Brief =>
When you print the material, keep every line identical to the original.

Exercise input =>
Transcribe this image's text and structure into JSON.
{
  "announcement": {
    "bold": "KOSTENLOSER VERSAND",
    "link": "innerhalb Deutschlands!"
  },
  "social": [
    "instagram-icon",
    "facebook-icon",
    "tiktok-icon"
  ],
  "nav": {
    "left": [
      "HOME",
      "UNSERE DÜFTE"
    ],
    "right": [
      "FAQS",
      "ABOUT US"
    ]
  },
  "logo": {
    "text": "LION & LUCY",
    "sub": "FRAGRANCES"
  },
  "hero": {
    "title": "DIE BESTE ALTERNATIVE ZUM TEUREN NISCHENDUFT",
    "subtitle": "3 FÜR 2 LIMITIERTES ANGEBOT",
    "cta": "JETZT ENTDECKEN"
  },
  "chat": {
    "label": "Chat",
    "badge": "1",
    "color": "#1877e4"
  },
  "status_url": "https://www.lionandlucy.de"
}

Solution for this task =>
Transcribe this image's text and structure into JSON.
{
  "announcement": {
    "bold": "KOSTENLOSER VERSAND",
    "link": "innerhalb Deutschlands!"
  },
  "social": [
    "instagram-icon",
    "facebook-icon",
    "tiktok-icon"
  ],
  "nav": {
    "left": [
      "HOME",
      "UNSERE DÜFTE"
    ],
    "right": [
      "FAQS",
      "ABOUT US"
    ]
  },
  "logo": {
    "text": "LION & LUCY",
    "sub": "FRAGRANCES"
  },
  "hero": {
    "title": "DIE BESTE ALTERNATIVE ZUM TEUREN NISCHENDUFT",
    "subtitle": "3 FÜR 2 LIMITIERTES ANGEBOT",
    "cta": "JETZT ENTDECKEN"
  },
  "chat": {
    "label": "Chat",
    "badge": "1",
    "color": "#1877e4"
  },
  "status_url": "https://www.lionandlucy.de"
}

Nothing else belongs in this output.